TASK STATEMENT: Count up the lines below containing the word "quote", and give the result with no other words.
Start of Block
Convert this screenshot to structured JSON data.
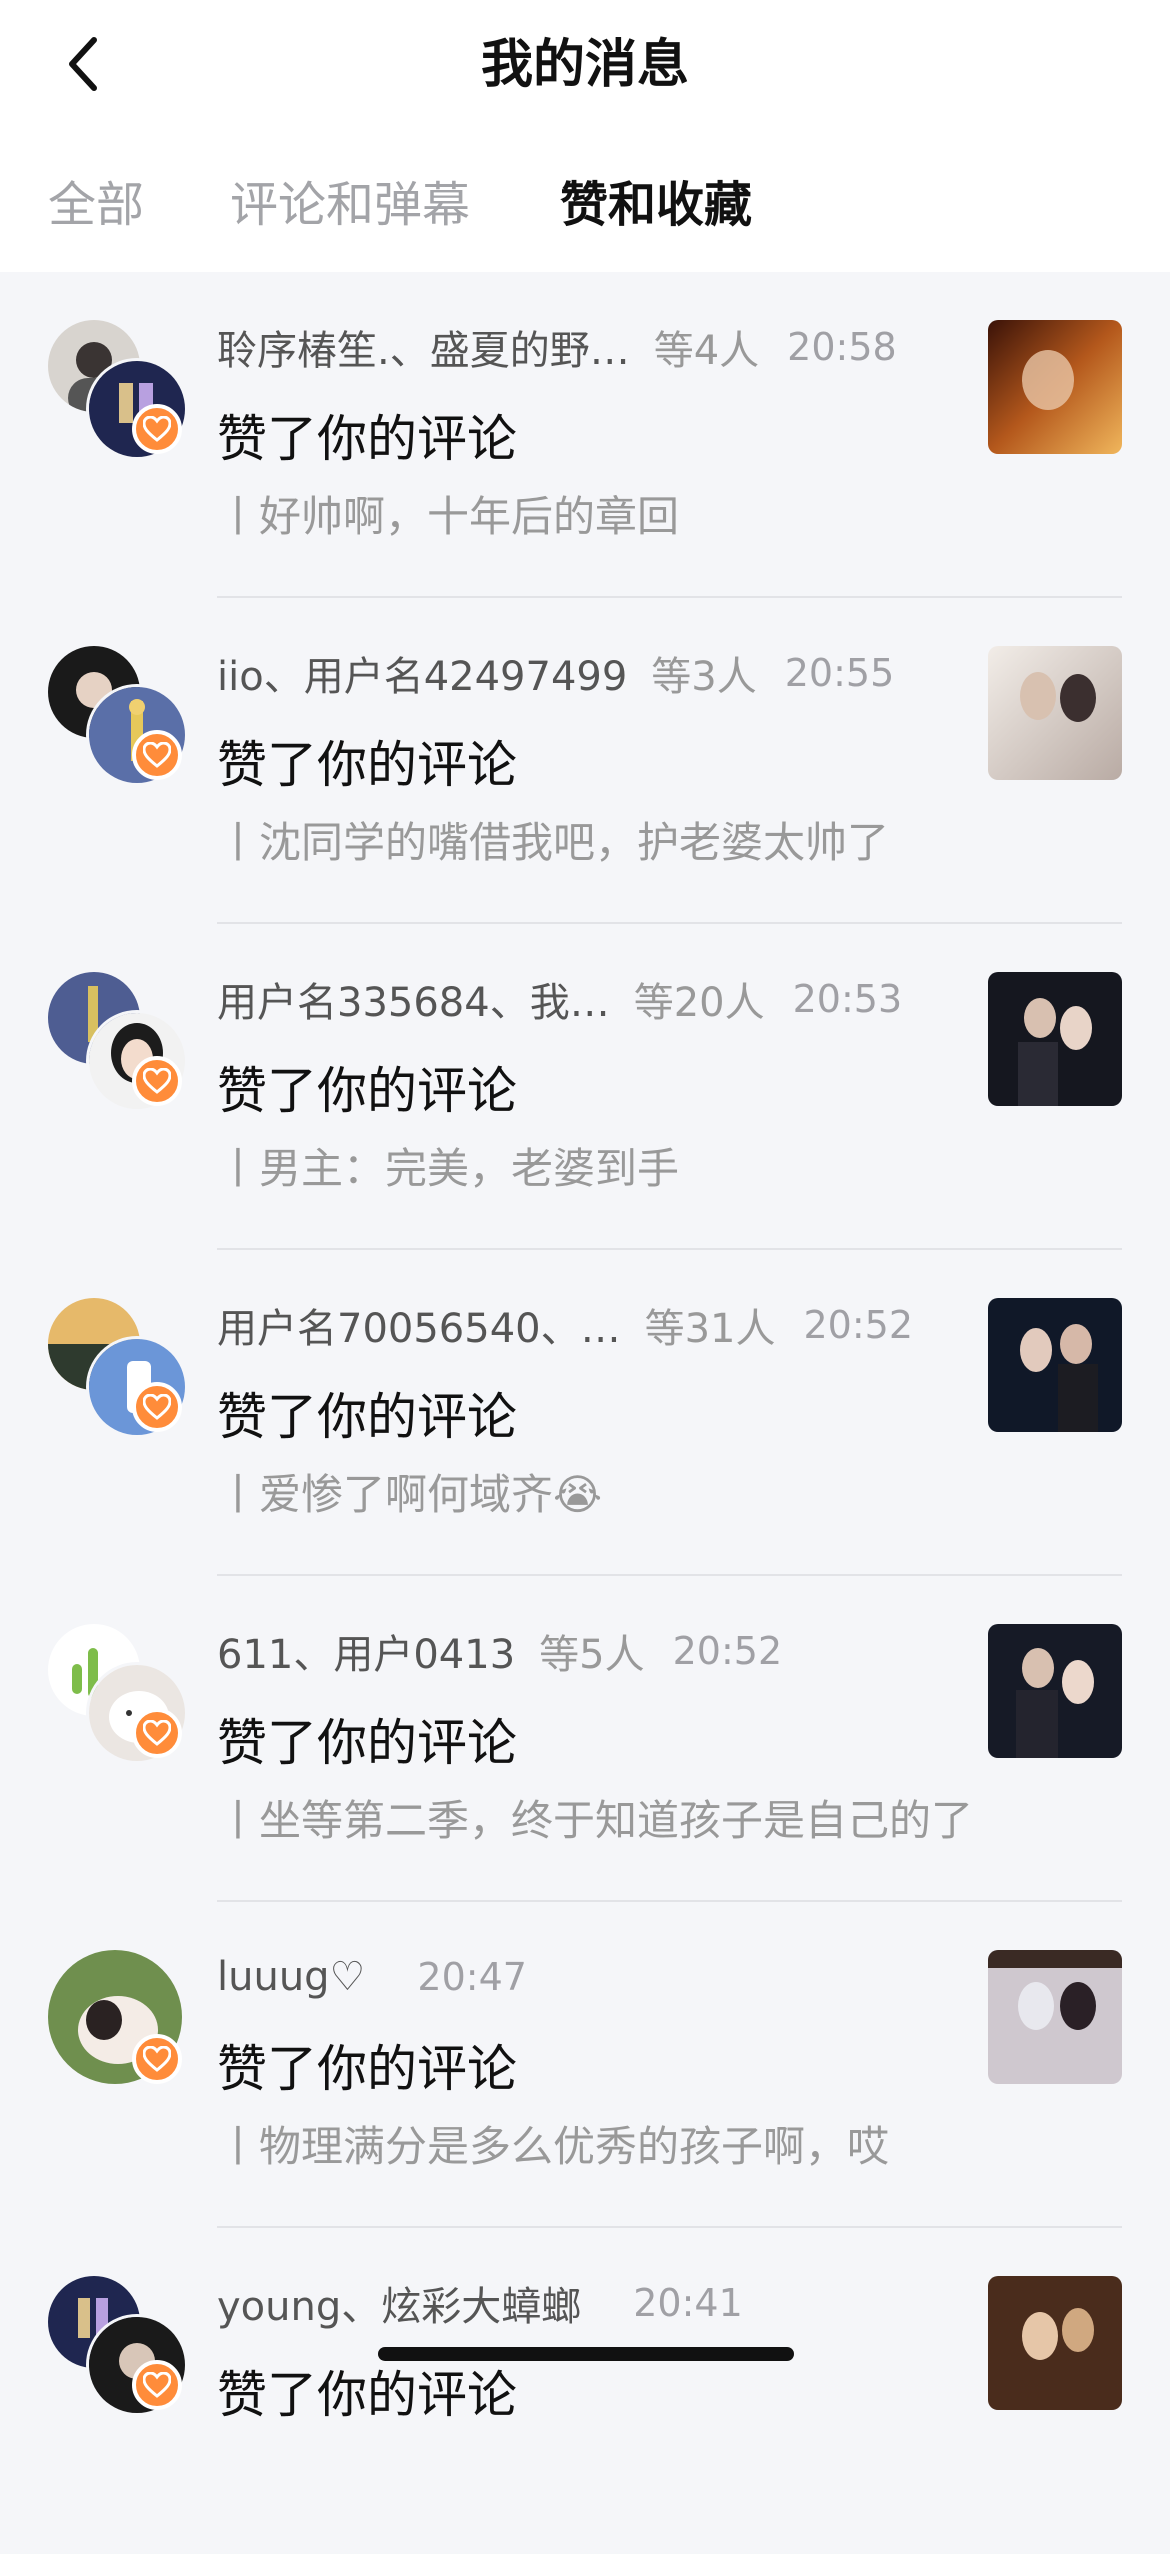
{
  "header": {
    "title": "我的消息",
    "back_icon": "chevron-left-icon",
    "tabs": [
      {
        "label": "全部",
        "active": false
      },
      {
        "label": "评论和弹幕",
        "active": false
      },
      {
        "label": "赞和收藏",
        "active": true
      }
    ]
  },
  "colors": {
    "accent_badge": "#ff8c3a",
    "background": "#f5f6f9",
    "header_bg": "#ffffff",
    "muted_text": "#a3a4a8"
  },
  "notifications": [
    {
      "names": "聆序椿笙.、盛夏的野…",
      "others": "等4人",
      "time": "20:58",
      "action": "赞了你的评论",
      "quote": "丨好帅啊，十年后的章回",
      "badge_icon": "heart-icon"
    },
    {
      "names": "iio、用户名42497499",
      "others": "等3人",
      "time": "20:55",
      "action": "赞了你的评论",
      "quote": "丨沈同学的嘴借我吧，护老婆太帅了",
      "badge_icon": "heart-icon"
    },
    {
      "names": "用户名335684、我…",
      "others": "等20人",
      "time": "20:53",
      "action": "赞了你的评论",
      "quote": "丨男主：完美，老婆到手",
      "badge_icon": "heart-icon"
    },
    {
      "names": "用户名70056540、…",
      "others": "等31人",
      "time": "20:52",
      "action": "赞了你的评论",
      "quote": "丨爱惨了啊何域齐😭",
      "badge_icon": "heart-icon"
    },
    {
      "names": "611、用户0413",
      "others": "等5人",
      "time": "20:52",
      "action": "赞了你的评论",
      "quote": "丨坐等第二季，终于知道孩子是自己的了",
      "badge_icon": "heart-icon"
    },
    {
      "names": "luuug♡",
      "others": "",
      "time": "20:47",
      "action": "赞了你的评论",
      "quote": "丨物理满分是多么优秀的孩子啊，哎",
      "badge_icon": "heart-icon"
    },
    {
      "names": "young、炫彩大蟑螂",
      "others": "",
      "time": "20:41",
      "action": "赞了你的评论",
      "quote": "",
      "badge_icon": "heart-icon"
    }
  ]
}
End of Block
PROBLEM SOLUTION: 7